these economy conditions allow us to derive the unmotivated ‘shortest path’ portion of Phillips’ Branch Right. The principle of Least Effort discussed above favors feature passing that involves the minimal number of steps. Next, we follow Uriagereka in eliminating the induction step of the LCA in favor of a theory involving multiple spellouts. We have shown show that multiple Spell-Out when combined with the independently motivated economy conditions also provides a motivation for the preference for right branching structures and an independently motivated theory of reanalysis. In the last section, we argued that these principles interact with frequency derived parsing constraints in interesting ways and can explain subtle differences between the garden path status of reduced relatives derived from unergatives, unaccusatives,and transitives that are otherwise

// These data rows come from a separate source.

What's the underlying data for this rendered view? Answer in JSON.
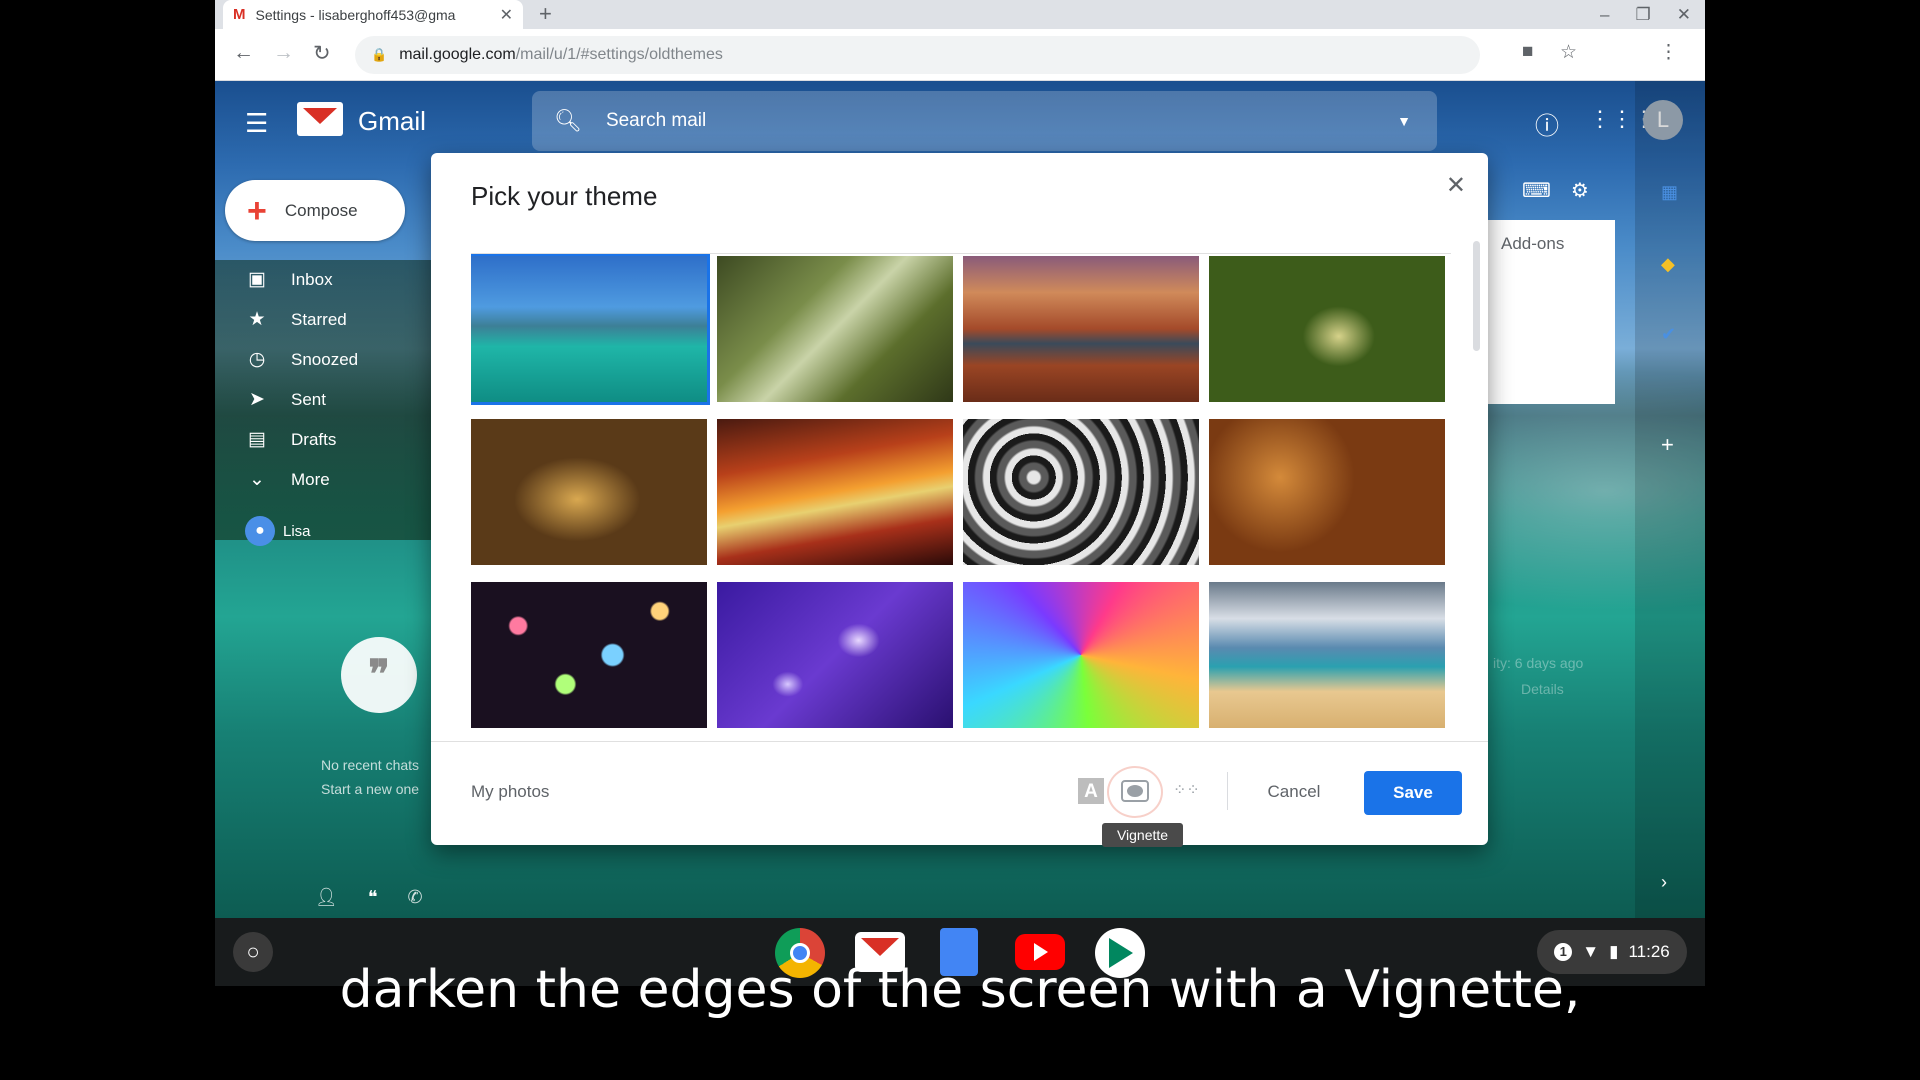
{
  "browser": {
    "tab_title": "Settings - lisaberghoff453@gma",
    "new_tab": "+",
    "url_host": "mail.google.com",
    "url_path": "/mail/u/1/#settings/oldthemes"
  },
  "gmail": {
    "logo_text": "Gmail",
    "search_placeholder": "Search mail",
    "avatar_letter": "L",
    "compose_label": "Compose",
    "nav": [
      {
        "label": "Inbox",
        "icon": "inbox-icon"
      },
      {
        "label": "Starred",
        "icon": "star-icon"
      },
      {
        "label": "Snoozed",
        "icon": "clock-icon"
      },
      {
        "label": "Sent",
        "icon": "send-icon"
      },
      {
        "label": "Drafts",
        "icon": "draft-icon"
      },
      {
        "label": "More",
        "icon": "chevron-down-icon"
      }
    ],
    "user_name": "Lisa",
    "no_chats": "No recent chats",
    "start_chat": "Start a new one",
    "addons_label": "Add-ons",
    "activity_text": "ity: 6 days ago",
    "details_text": "Details"
  },
  "modal": {
    "title": "Pick your theme",
    "my_photos": "My photos",
    "text_icon": "A",
    "cancel": "Cancel",
    "save": "Save",
    "tooltip": "Vignette",
    "themes": [
      {
        "name": "lake",
        "selected": true
      },
      {
        "name": "forest",
        "selected": false
      },
      {
        "name": "canyon",
        "selected": false
      },
      {
        "name": "caterpillar",
        "selected": false
      },
      {
        "name": "chess",
        "selected": false
      },
      {
        "name": "antelope-canyon",
        "selected": false
      },
      {
        "name": "pipes",
        "selected": false
      },
      {
        "name": "autumn-leaves",
        "selected": false
      },
      {
        "name": "bokeh",
        "selected": false
      },
      {
        "name": "jellyfish",
        "selected": false
      },
      {
        "name": "bubble",
        "selected": false
      },
      {
        "name": "beach",
        "selected": false
      }
    ]
  },
  "shelf": {
    "notification_count": "1",
    "time": "11:26"
  },
  "caption": "darken the edges of the screen with a Vignette,",
  "colors": {
    "accent": "#1a73e8",
    "gmail_red": "#d93025"
  }
}
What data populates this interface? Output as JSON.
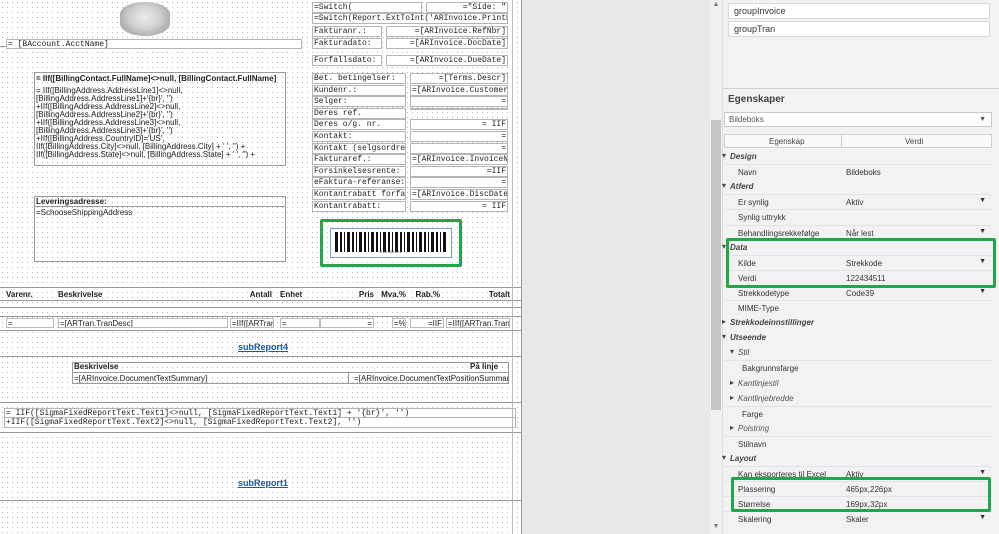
{
  "designer": {
    "header_fields": [
      "=Switch(",
      "=\"Side: \"",
      "=Switch(Report.ExtToInt('ARInvoice.PrintDocType'",
      "Fakturanr.:",
      "=[ARInvoice.RefNbr]",
      "Fakturadato:",
      "=[ARInvoice.DocDate]",
      "Forfallsdato:",
      "=[ARInvoice.DueDate]"
    ],
    "account_field": "= [BAccount.AcctName]",
    "billing_name": "= IIf([BillingContact.FullName]<>null,     [BillingContact.FullName], '')",
    "billing_address": [
      "= IIf([BillingAddress.AddressLine1]<>null,",
      "[BillingAddress.AddressLine1]+'{br}', '')",
      "+IIf([BillingAddress.AddressLine2]<>null,",
      "[BillingAddress.AddressLine2]+'{br}', '')",
      "+IIf([BillingAddress.AddressLine3]<>null,",
      "[BillingAddress.AddressLine3]+'{br}', '')",
      "+IIf([BillingAddress.CountryID]='US',",
      "      IIf([BillingAddress.City]<>null, [BillingAddress.City] + ' ', '') +",
      "IIf([BillingAddress.State]<>null, [BillingAddress.State] + ' ', '') +"
    ],
    "info_rows": [
      {
        "label": "Bet. betingelser:",
        "value": "=[Terms.Descr]"
      },
      {
        "label": "Kundenr.:",
        "value": "=[ARInvoice.CustomerID]"
      },
      {
        "label": "Selger:",
        "value": "="
      },
      {
        "label": "Deres ref.",
        "value": ""
      },
      {
        "label": "Deres o/g. nr.",
        "value": "= IIF"
      },
      {
        "label": "Kontakt:",
        "value": "="
      },
      {
        "label": "Kontakt (selgsordre):",
        "value": "="
      },
      {
        "label": "Fakturaref.:",
        "value": "=[ARInvoice.InvoiceNbr]"
      },
      {
        "label": "Forsinkelsesrente:",
        "value": "=IIF"
      },
      {
        "label": "eFaktura-referanse:",
        "value": "="
      },
      {
        "label": "Kontantrabatt forfall:",
        "value": "=[ARInvoice.DiscDate]"
      },
      {
        "label": "Kontantrabatt:",
        "value": "= IIF"
      }
    ],
    "delivery_label": "Leveringsadresse:",
    "delivery_field": "=SchooseShippingAddress",
    "barcode_caption": "122434511",
    "columns": [
      "Varenr.",
      "Beskrivelse",
      "Antall",
      "Enhet",
      "Pris",
      "Mva.%",
      "Rab.%",
      "Totalt"
    ],
    "detail_fields": [
      "=",
      "=[ARTran.TranDesc]",
      "=IIf([ARTran",
      "=",
      "=",
      "=%",
      "=IIF",
      "=IIf([ARTran.Tran"
    ],
    "subreport4": "subReport4",
    "desc_header": "Beskrivelse",
    "desc_right": "På linje",
    "desc_field": "=[ARInvoice.DocumentTextSummary]",
    "desc_field2": "=[ARInvoice.DocumentTextPositionSummary]",
    "sigma1": "= IIF([SigmaFixedReportText.Text1]<>null, [SigmaFixedReportText.Text1] + '{br}', '')",
    "sigma2": " +IIF([SigmaFixedReportText.Text2]<>null, [SigmaFixedReportText.Text2], '')",
    "subreport1": "subReport1"
  },
  "panel": {
    "groups": [
      "groupInvoice",
      "groupTran"
    ],
    "title": "Egenskaper",
    "selector": "Bildeboks",
    "col_property": "Egenskap",
    "col_value": "Verdi",
    "rows": [
      {
        "type": "cat",
        "key": "Design"
      },
      {
        "type": "prop",
        "key": "Navn",
        "value": "Bildeboks"
      },
      {
        "type": "cat",
        "key": "Atferd"
      },
      {
        "type": "prop",
        "key": "Er synlig",
        "value": "Aktiv",
        "dropdown": true
      },
      {
        "type": "prop",
        "key": "Synlig uttrykk",
        "value": ""
      },
      {
        "type": "prop",
        "key": "Behandlingsrekkefølge",
        "value": "Når lest",
        "dropdown": true
      },
      {
        "type": "cat",
        "key": "Data"
      },
      {
        "type": "prop",
        "key": "Kilde",
        "value": "Strekkode",
        "dropdown": true
      },
      {
        "type": "prop",
        "key": "Verdi",
        "value": "122434511"
      },
      {
        "type": "prop",
        "key": "Strekkodetype",
        "value": "Code39",
        "dropdown": true
      },
      {
        "type": "prop",
        "key": "MIME-Type",
        "value": ""
      },
      {
        "type": "cat",
        "key": "Strekkodeinnstillinger"
      },
      {
        "type": "cat",
        "key": "Utseende"
      },
      {
        "type": "sub",
        "key": "Stil"
      },
      {
        "type": "prop2",
        "key": "Bakgrunnsfarge",
        "value": ""
      },
      {
        "type": "subi",
        "key": "Kantlinjestil"
      },
      {
        "type": "subi",
        "key": "Kantlinjebredde"
      },
      {
        "type": "prop2",
        "key": "Farge",
        "value": ""
      },
      {
        "type": "subi",
        "key": "Polstring"
      },
      {
        "type": "prop",
        "key": "Stilnavn",
        "value": ""
      },
      {
        "type": "cat",
        "key": "Layout"
      },
      {
        "type": "prop",
        "key": "Kan eksporteres til Excel",
        "value": "Aktiv",
        "dropdown": true
      },
      {
        "type": "prop",
        "key": "Plassering",
        "value": "465px,226px"
      },
      {
        "type": "prop",
        "key": "Størrelse",
        "value": "169px,32px"
      },
      {
        "type": "prop",
        "key": "Skalering",
        "value": "Skaler",
        "dropdown": true
      }
    ]
  },
  "colors": {
    "highlight": "#22a64a",
    "link": "#1a5aa0"
  }
}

mysterious. This argues in turn for a theory where grammatical principles are supplemented, but not replaced by considerations of frequency or probablility.

 

 

References:

 

Chomsky, N. (1993) "A minimalist program for linguistic theory in K. Hale and S.J. Keyser eds, The View from Building 20: Essays in Honor of Sylvain Bromberger. MIT Press.

 

Frazier, Lyn and K. Rayner (1982) "Making and correcting errors during sentence comprehension: Eye movements in the analysis of structurally ambiguous sentences." Cognitive Psychology 14. pp. 178-210.

 

Gibson, E. (1991) A Computational Theory of Human Language Processing: Memory Limitations and Processing Breakdown. unpublished Carnegie-Mellon PhD dissertation.

 

Gorrell, Paul (1995) Syntax and Parsing. Cambridge University Press.

 

Hale, K. and SJ Keyser (1993) "On Argument Structure and lexical Expression of Syntactic relations." in SJ Keyser, ed. The View from Building 20: Essays in Linguistics in Honor of Sylvain Bromberger. MIT Press.

 

Jackendoff(1972) Semantic Interpretation in Generative Grammar. MIT Press.

 

Jurafsky, Daniel (1996) " A Probablistic Model of Lexical and Syntacttic Access and Disambiguation." in Cognitive Science pp. 137-194.

 

Kayne, R. (1994) The Antisymmetry of Syntax. MIT Press.

 

 

 

Larson, R.(1990) "Double objects revisited: reply to Jackendoff . Linguistic Inquiry 21. 589-632.

 

MacDonald, ME, D. Pearlmutter, and M. Seidenberg (1994) "The lexical Nature of Syntacttic Ambiguity resolution" Psychological Review 101 pp.678-703.

 

Merlo, P. (1994) "A Corpus based Analysis of verb Continuation Classes for Syntactic Processing." Journal of Psycholinguistic Research 23:6 pp. 676-703.

 

Phillips, Colin, (1995) "Right Association in parsing and grammar." in C. Schutze, J. Ganger, and K. Broiher, eds., Papers in Language Processing and Acquisition. MITWPL. 26, pp. 37-93.

 

Phillips, Colin (1996) Order and Structure. unpublished MIT PhD dissertation.

 

Phillips, C. and E. Gibson (in press) " On the strength of the local attachment preference."

Journal of Psycholinguistic Research .

 

Pritchett, B. (1992) Grammatical Competence and Parsing Performance. University of Chicago Press.

 

Steedman, Mark(1996) Surface Structure and Interpretation. MIT Press.

 

Stevenson, S. (1993) "A Competition-based explanation of syntacttic attachment preferences and garden path phenomena." Proceedings of the 31st Annual Association for Computational Linguistics. pp. 266-273.

 

Stevenson, S. and P. Merlo(1997) "Lexical Structure and Processing Complexity." in Language and Cognitive Processes vol 12.2/3, pp. 349-399.

 

Trueswell. JC & Tanenhaus, MK (1994) "Towards a lexicalist Framework for Constraint Based Syntacttic Ambiguity Resolution. in C. Clifton, L Frazier, and K Rayner, eds. Perspectives on Sentence Processing. pp. 155-179.

 

Uriagereka (this volume) "Multiple Spell-out

 

Weinberg (1992) "Parameters in the theory of sentence Processing: Minimal Commitment Theory Goes East". Journal of Psycholinguistic Research 22.3 pp. 339-364.

 

Notes